Victoria Lyras of the Indianapolis School of Ballet, for example, loves her Harlequin dance floor because "…it allows my dancers to feel secure and to have their primary focus during performances be on the choreography - not the floor."
Claude Heintz, Technical and Theater Director for the University of Wisconsin- Madison dance department, was not happy with the American Harlequin floor he found in the theater when he took over eleven years ago.
Spreading from Great Britain through Europe, Asia, and Australia, the installation of an American Harlequin dance floor is becoming part of a global standardization of dance surfaces.
Part of what has brought American Harlequin dance floors to prominence in the field of dance, both socially and professionally, is the wide variety of solutions the floors provide.
A mask may be decorated in Mardi Gras colors of green, purple and gold, but you can also use a stark black-and-white pattern, especially if you are dressing as a Harlequin.
With such a wide variety of products, American Harlequin dance flooring and their overseas counterparts have a great number of testimonials on their website.
This is the challenge that Harlequin floors undertook to meet, and for the most part, the company has been doing it all over the world.
All in all, American Harlequin seems to satisfy customers around the world, being a common flooring solution for dancers world-wide.
Let Harlequin be taken with a fit of the colic and his trappings will have to serve that mood too.

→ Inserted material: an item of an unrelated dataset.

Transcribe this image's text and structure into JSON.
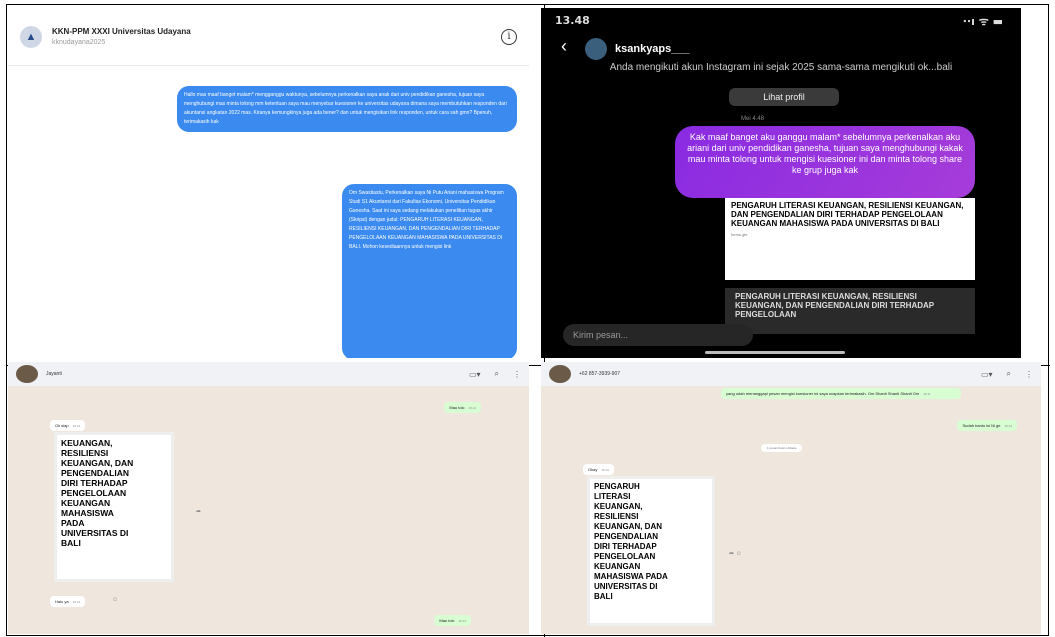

Among venomous snakes the harlequin, or coral snake (Elaps fulvius) is common along the coast; the copperhead (Agkistrodon contortrix) along the wooded banks of creeks and rivers; the cottonmouth (Agkistrodon piscivorus), in all parts of the state except the more arid districts; the "sidewiper," or massasauga (Sistrurus catenatus consors, sometimes called Crotalophorus tergeminus) and the ground rattlesnake (Sistrurus miliarius), in all sections.